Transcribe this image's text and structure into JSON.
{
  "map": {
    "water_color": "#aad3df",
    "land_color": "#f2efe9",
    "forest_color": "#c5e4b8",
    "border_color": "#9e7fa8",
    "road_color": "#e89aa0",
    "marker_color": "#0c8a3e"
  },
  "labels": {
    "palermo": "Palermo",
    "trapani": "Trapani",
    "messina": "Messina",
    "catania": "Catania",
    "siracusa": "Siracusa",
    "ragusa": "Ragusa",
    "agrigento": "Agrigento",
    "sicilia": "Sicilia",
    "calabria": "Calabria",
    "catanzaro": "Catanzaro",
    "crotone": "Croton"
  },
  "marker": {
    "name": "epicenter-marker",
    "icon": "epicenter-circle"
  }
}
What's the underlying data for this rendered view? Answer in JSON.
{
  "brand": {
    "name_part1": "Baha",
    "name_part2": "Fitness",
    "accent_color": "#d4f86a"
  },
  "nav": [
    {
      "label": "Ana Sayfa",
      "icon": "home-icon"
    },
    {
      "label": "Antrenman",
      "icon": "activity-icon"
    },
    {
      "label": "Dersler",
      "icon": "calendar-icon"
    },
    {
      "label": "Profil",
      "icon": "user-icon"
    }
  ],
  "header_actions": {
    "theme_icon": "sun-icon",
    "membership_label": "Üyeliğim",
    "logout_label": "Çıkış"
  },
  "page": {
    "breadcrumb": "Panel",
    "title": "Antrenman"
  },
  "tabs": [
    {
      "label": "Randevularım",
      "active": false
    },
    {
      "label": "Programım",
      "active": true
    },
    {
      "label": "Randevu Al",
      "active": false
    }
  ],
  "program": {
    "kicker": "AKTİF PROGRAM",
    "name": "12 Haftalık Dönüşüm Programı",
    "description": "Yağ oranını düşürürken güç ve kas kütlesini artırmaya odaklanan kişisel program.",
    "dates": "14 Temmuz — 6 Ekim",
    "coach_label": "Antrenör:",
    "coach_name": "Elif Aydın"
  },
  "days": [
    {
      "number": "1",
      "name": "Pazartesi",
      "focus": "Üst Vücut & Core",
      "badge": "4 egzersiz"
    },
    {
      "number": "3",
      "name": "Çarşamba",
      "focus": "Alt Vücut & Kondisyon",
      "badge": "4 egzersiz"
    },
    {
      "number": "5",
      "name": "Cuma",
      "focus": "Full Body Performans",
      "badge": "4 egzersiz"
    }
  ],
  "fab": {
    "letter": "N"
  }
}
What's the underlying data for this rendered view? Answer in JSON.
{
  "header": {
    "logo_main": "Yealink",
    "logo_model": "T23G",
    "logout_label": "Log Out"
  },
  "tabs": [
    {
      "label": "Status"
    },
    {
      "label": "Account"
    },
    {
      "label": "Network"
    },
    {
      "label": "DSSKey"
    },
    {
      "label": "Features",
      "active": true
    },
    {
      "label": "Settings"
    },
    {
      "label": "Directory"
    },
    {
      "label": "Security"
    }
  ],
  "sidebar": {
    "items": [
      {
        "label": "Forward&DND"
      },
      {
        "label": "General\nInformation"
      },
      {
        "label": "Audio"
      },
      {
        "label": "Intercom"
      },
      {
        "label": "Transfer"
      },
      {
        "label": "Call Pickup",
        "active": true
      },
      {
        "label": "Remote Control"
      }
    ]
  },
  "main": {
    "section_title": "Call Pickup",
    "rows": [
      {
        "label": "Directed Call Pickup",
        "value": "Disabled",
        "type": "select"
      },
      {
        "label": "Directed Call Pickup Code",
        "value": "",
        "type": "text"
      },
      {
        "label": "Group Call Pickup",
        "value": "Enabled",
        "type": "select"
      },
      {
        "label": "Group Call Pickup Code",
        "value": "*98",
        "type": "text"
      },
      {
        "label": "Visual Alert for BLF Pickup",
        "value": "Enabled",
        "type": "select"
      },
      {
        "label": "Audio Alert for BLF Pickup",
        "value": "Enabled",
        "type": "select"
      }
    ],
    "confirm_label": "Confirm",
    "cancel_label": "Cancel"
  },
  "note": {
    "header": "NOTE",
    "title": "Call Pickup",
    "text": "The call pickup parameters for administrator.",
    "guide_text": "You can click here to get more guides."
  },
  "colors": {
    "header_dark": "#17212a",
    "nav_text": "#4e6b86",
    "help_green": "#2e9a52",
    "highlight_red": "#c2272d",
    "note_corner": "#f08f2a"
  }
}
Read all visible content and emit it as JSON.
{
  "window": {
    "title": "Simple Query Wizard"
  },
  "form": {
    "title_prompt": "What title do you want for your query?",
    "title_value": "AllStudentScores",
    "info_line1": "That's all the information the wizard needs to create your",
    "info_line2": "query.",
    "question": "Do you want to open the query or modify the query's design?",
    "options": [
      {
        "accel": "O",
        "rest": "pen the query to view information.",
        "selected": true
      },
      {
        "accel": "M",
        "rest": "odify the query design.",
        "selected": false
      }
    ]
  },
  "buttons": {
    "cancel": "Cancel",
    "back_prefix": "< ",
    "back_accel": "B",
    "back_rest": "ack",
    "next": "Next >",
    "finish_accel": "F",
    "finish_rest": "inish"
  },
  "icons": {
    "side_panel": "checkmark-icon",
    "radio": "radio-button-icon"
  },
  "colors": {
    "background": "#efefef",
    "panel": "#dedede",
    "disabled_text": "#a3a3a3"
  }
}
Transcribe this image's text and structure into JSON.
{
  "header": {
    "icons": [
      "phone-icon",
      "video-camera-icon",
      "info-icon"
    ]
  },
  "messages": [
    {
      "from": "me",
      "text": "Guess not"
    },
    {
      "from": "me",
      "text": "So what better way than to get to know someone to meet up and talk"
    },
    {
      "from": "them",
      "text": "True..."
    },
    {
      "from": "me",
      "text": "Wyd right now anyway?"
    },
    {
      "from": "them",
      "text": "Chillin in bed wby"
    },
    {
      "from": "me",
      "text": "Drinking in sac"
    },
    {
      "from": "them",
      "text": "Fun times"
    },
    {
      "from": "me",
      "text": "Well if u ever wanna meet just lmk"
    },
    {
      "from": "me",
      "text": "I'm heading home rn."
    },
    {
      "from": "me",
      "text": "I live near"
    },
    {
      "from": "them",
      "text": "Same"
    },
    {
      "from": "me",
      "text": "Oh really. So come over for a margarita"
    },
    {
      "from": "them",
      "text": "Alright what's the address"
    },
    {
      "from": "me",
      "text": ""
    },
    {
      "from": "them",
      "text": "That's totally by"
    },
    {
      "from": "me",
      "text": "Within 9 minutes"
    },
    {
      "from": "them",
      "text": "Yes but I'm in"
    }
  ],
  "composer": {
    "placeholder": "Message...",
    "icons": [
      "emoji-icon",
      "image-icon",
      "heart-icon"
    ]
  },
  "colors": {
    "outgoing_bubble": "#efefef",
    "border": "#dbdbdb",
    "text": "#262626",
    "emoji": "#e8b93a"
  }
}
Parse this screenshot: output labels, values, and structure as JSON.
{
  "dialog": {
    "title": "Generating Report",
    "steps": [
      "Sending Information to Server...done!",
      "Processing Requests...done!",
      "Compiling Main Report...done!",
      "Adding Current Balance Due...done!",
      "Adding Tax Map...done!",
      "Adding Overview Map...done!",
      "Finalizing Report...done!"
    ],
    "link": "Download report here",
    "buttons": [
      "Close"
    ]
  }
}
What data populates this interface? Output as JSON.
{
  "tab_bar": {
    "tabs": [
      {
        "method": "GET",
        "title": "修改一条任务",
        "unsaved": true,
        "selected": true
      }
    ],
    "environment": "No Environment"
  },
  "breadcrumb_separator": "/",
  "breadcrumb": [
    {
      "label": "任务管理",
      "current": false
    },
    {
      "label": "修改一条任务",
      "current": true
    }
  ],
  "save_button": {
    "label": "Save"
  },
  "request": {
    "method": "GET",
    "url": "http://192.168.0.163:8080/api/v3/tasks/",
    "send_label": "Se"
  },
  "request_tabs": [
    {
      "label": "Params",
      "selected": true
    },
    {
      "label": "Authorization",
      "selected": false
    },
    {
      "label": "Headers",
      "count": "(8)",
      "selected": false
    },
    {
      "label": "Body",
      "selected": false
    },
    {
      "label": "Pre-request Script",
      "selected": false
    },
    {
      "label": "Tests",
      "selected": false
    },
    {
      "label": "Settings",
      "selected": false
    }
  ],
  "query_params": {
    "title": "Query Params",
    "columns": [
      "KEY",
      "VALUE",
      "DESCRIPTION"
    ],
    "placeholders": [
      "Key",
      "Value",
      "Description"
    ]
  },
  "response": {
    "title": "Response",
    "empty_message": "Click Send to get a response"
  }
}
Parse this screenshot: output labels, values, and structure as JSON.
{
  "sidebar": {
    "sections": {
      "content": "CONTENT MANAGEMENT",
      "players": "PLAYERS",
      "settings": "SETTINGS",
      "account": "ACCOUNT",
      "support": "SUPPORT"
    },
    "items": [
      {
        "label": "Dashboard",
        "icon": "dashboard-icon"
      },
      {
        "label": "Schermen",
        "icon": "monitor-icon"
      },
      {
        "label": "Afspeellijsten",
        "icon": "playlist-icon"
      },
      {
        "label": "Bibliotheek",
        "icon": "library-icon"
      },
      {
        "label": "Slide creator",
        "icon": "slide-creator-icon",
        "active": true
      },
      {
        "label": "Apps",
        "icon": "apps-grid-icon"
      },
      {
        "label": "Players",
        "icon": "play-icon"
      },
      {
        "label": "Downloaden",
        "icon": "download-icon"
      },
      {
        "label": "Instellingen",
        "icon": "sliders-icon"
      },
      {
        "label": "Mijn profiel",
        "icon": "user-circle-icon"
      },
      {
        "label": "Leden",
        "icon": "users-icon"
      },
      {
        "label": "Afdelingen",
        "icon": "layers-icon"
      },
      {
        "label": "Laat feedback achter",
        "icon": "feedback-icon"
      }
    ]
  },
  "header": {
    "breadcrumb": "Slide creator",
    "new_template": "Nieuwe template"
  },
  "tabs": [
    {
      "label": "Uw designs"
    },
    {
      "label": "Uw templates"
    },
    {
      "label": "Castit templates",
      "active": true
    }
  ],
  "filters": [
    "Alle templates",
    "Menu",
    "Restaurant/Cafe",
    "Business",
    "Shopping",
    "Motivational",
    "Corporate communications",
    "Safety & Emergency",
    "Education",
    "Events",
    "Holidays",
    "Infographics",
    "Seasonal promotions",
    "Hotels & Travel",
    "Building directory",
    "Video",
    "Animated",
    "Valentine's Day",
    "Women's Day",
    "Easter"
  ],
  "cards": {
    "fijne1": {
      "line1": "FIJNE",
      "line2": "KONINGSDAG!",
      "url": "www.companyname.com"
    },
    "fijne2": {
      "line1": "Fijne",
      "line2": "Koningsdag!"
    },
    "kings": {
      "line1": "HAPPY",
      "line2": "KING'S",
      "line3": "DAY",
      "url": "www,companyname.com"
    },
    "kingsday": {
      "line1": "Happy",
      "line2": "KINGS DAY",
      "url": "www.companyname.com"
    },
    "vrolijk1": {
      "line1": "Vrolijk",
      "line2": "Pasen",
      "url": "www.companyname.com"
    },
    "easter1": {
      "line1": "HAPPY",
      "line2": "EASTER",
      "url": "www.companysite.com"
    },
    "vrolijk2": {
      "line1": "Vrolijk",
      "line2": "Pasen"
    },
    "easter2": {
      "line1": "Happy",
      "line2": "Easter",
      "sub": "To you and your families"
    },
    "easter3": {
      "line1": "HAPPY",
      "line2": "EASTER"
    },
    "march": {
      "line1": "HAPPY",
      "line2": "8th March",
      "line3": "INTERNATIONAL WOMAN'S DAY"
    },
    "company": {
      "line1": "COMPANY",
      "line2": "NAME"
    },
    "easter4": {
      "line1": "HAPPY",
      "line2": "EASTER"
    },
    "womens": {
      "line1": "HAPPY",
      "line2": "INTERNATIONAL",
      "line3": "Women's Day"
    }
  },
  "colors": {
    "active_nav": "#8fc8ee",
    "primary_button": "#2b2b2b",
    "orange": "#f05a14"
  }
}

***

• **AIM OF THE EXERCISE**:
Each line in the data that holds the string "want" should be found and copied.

• **ANSWER BELOW**:
    "title_prompt": "What title do you want for your query?",
    "question": "Do you want to open the query or modify the query's design?",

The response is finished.